Against this backdrop, Legro and Lank paint the portrait of an optimistic, determined man who, above all else, wants to share his love for and knowledge of the cosmos.
At the age of 19, when most young men are pursuing girls or saving money for a car, Kovac spent his savings on remote patch of property near Monico, Wisconsin (just off of Highway 8 between Rhinelander and Crandon).
“It was almost like something was tugging at me,” Kovac says in the book. “I could see something, and I could envision this before it even existed.”
Kovac worked jobs in Illinois and northern Michigan, eventually landing a career in the Air Force where his mechanical skills and creativity served him well. When he finally moved to rural Monico, he had the ability and determination to pursue his dream project: a mechanically rotating globe planetarium in which visitors could sit and see wonders of the night sky.
Kovac toiled on his property for about a decade and spent almost $200,000 of his own money in pursuit of his dream planetarium. His first version didn’t survive the Wisconsin winter. While his second attempt was more sturdy, Legro and Lank recount one incident where the 4,000 pound, 22-foot-diameter planetarium “globe, dangling from the remaining, uppermost strap, became unstable, rocking back and forth until it began sliding off the ring toward the floor. Underneath the globe, Frank ran to the center and crouched as it fell around him.”
Other unforeseen setbacks and challenges make for entertaining reading, but, overall, the reader is impressed by Kovac’s determination.
The final step of the project was perhaps one of the biggest challenges in building the planetarium.

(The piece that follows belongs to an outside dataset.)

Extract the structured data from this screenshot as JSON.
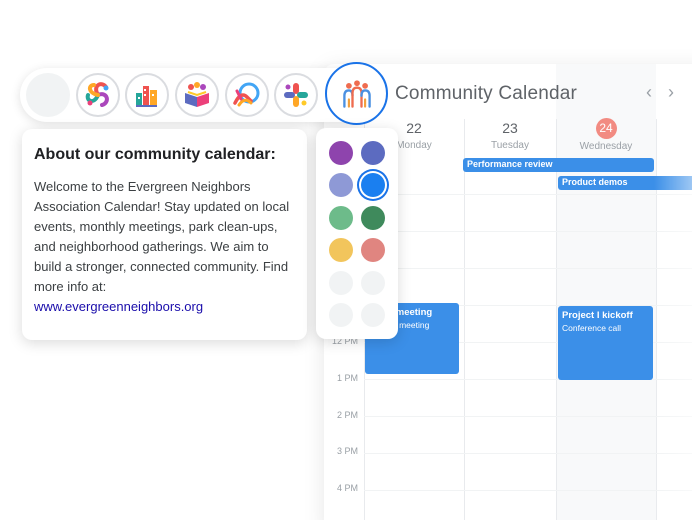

In a beautiful combination of art and science, Kovac spent five months—from January to May of 2003—painting the night sky as it is seen above northern Wisconsin onto the interior surface of the globe.
Remarkably, note Legro and Lank, Kovac often painted from memory, taking breaks to go outside and peer up at the night sky to check his work.

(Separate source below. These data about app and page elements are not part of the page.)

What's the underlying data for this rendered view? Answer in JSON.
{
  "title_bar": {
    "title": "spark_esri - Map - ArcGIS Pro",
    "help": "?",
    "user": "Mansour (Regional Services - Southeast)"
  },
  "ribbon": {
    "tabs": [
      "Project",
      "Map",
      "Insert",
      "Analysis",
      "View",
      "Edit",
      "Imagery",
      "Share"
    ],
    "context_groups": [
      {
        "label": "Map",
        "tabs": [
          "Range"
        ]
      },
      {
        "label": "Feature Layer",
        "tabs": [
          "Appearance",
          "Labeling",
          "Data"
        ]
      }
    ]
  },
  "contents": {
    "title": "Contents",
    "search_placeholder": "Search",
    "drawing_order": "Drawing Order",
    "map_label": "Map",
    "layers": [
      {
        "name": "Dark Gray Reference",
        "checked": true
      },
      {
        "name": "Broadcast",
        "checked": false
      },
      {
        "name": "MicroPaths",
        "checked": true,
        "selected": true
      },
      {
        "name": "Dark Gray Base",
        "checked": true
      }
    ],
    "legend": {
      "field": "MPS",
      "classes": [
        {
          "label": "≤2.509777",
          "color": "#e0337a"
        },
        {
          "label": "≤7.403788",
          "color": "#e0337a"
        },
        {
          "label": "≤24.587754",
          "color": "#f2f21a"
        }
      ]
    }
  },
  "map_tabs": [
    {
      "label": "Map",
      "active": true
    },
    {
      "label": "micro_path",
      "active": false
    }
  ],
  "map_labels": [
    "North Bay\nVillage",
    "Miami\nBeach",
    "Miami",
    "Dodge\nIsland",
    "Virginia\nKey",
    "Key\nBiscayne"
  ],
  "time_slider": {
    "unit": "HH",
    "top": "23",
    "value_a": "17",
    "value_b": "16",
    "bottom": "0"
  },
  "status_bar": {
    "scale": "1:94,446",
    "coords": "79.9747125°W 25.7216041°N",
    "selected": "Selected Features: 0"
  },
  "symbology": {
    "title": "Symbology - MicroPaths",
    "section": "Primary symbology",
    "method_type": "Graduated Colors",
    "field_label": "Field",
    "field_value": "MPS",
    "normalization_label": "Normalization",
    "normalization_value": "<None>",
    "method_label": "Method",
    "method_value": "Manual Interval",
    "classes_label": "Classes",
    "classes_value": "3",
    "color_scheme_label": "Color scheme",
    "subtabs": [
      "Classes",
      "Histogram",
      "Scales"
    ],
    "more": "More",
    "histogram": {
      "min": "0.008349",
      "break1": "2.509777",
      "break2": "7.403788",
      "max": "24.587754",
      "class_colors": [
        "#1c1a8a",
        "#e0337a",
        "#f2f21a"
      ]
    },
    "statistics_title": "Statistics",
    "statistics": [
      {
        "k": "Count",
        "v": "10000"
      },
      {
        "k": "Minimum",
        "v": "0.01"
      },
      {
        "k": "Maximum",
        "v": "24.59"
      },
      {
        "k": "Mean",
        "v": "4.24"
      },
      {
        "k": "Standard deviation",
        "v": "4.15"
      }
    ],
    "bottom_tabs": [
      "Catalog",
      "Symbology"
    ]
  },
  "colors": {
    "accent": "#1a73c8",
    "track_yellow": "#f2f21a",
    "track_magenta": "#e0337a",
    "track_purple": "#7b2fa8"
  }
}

Professional astronomers who have visited the Kovac Planetarium remark on its accuracy. To this day, Frank will climb a ladder and touch up his night sky with dabs of luminous paint; adding and taking away stars, or adjusting their brightness, to reflect new astronomical discoveries.
The Kovac Planetarium, which today welcomes thousands of visitors each year, is a testament to one man’s determination. Amateur astronomers and lovers of the weird and wonderful will appreciate Legro and Lank’s thorough research and interviews with Kovac’s family, friends, and neighbors as they pursue the mechanism that drives his passion. The Man Who Painted the Universe: The Story of a Planetarium in the Heart of the North Woods includes photographs chronicling the construction process of the planetarium, which are helpful and interesting visual aids. Like the Kovac Planetarium itself, Legro and Lank combine science and art and create a piece of work everyone can enjoy and appreciate.